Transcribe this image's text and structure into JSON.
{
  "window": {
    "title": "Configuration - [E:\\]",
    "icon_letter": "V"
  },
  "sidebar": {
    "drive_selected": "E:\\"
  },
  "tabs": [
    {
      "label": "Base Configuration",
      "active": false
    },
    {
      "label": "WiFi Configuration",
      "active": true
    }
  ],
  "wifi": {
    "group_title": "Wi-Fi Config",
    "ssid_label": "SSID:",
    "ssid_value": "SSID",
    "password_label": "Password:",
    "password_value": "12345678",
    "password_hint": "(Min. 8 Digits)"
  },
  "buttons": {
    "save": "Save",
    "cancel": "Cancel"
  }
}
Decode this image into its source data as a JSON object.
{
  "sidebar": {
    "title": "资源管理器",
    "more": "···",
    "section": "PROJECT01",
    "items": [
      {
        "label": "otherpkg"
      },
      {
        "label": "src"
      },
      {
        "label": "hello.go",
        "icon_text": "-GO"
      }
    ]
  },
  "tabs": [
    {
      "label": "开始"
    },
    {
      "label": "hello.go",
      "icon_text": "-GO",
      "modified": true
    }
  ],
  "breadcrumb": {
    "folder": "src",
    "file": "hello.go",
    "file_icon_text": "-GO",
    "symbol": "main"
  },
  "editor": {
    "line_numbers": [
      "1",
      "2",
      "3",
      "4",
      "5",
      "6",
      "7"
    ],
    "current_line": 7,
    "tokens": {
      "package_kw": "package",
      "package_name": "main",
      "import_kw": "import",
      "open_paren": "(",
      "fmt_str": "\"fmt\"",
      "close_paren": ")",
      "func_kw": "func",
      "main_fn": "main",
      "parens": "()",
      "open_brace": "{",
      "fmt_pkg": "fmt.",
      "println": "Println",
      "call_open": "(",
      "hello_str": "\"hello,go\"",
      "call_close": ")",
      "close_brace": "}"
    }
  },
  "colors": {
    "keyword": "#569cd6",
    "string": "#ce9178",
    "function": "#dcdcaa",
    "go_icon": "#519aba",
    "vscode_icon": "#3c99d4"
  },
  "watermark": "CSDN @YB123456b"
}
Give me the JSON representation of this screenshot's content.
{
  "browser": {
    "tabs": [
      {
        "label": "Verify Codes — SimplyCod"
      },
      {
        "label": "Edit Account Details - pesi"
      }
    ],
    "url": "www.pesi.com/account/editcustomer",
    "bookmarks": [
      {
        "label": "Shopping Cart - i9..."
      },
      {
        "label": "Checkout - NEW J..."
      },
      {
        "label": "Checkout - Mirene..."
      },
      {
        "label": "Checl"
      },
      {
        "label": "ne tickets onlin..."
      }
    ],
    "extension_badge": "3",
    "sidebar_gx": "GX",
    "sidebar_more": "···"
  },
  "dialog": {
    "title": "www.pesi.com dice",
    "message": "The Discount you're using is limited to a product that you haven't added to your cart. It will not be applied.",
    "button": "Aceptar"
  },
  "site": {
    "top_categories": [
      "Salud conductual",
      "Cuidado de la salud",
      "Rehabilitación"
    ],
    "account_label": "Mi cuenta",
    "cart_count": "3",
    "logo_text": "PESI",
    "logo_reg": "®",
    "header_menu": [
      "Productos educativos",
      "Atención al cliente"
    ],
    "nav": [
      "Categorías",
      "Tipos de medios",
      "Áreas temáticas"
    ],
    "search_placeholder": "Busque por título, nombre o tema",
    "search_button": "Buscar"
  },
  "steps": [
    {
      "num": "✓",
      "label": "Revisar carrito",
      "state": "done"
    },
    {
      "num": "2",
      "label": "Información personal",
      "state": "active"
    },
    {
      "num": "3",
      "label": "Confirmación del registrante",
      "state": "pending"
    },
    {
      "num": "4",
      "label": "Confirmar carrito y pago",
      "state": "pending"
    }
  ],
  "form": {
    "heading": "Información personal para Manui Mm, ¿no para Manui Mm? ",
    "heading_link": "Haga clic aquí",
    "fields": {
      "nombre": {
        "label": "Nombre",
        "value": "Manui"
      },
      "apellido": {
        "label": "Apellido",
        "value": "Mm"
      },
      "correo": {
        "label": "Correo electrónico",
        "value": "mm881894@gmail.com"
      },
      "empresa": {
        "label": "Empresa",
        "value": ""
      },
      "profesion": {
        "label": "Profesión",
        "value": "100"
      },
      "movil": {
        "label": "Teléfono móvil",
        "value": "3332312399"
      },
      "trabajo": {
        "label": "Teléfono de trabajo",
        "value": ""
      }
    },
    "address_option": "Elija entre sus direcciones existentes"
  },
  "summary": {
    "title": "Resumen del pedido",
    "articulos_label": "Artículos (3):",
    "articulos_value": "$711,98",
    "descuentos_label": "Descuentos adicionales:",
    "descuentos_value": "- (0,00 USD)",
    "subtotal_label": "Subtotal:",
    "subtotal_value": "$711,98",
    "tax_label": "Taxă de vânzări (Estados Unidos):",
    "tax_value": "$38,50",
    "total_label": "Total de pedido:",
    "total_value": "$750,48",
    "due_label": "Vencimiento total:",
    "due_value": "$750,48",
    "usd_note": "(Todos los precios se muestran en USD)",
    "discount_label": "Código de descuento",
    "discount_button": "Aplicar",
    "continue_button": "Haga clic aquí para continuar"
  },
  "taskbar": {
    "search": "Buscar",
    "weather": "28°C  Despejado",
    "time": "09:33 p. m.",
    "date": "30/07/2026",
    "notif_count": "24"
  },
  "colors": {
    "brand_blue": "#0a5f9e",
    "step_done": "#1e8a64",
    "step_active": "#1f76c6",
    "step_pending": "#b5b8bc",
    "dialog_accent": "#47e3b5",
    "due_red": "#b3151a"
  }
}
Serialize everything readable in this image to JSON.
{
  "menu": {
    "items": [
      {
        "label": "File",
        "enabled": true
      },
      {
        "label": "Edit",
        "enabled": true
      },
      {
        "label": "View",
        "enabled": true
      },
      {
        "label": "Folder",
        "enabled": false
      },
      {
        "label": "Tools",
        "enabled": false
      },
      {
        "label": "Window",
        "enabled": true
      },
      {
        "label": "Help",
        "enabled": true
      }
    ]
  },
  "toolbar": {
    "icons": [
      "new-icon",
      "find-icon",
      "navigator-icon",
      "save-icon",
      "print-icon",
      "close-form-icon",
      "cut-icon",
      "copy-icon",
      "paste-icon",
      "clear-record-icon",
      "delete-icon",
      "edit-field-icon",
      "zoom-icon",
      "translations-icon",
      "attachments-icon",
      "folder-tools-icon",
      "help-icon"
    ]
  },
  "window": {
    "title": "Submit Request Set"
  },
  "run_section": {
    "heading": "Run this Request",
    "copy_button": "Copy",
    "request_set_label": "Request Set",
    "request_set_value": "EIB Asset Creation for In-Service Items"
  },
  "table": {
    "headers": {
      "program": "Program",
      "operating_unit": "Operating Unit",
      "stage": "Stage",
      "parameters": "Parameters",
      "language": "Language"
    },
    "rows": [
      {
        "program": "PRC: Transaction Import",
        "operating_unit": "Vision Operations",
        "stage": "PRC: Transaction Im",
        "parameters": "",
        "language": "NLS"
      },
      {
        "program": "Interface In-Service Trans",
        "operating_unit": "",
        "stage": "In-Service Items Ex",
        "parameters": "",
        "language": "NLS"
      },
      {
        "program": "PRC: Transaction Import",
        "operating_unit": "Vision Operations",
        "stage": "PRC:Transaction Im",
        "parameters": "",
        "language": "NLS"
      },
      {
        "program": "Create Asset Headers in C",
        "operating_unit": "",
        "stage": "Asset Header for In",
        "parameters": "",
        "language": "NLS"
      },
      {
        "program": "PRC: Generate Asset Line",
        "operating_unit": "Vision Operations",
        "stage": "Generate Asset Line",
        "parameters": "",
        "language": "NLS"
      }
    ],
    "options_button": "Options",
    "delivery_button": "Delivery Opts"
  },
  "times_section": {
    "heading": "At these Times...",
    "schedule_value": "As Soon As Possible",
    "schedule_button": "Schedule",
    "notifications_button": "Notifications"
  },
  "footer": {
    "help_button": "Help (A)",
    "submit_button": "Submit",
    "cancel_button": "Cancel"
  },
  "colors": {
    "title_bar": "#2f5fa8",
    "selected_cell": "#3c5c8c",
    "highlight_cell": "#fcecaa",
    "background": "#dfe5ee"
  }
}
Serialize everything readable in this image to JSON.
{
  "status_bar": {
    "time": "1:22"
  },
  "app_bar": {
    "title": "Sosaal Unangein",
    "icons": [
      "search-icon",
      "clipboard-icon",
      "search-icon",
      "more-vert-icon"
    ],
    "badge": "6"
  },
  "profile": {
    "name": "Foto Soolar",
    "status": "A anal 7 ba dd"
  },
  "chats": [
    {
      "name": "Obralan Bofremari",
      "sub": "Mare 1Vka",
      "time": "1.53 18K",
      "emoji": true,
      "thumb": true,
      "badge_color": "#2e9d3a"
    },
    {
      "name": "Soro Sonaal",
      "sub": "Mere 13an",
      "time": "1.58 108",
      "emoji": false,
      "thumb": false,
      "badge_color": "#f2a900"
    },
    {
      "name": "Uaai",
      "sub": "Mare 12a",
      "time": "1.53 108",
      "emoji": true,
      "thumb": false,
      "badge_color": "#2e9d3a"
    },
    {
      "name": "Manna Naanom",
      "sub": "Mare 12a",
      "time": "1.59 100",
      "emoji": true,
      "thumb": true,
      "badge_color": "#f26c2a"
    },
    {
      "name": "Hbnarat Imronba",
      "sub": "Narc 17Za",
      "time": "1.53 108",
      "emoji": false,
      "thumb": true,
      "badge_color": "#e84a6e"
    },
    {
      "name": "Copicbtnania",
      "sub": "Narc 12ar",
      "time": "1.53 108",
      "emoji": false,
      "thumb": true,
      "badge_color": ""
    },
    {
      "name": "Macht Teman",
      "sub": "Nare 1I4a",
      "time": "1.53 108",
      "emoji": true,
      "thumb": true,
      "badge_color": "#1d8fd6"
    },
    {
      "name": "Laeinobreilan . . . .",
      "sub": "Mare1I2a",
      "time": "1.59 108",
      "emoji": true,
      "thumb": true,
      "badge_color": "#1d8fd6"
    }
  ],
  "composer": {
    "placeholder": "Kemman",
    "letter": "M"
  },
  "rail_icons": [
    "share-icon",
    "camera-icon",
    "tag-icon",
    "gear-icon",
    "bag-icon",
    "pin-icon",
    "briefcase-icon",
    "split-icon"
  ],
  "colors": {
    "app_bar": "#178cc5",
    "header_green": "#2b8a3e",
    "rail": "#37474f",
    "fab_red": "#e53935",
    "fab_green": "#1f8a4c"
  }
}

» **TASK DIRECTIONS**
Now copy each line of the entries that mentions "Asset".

» **EXERCISE OUTPUT**
    "request_set_value": "EIB Asset Creation for In-Service Items"
        "program": "Create Asset Headers in C",
        "stage": "Asset Header for In",
        "program": "PRC: Generate Asset Line",
        "stage": "Generate Asset Line",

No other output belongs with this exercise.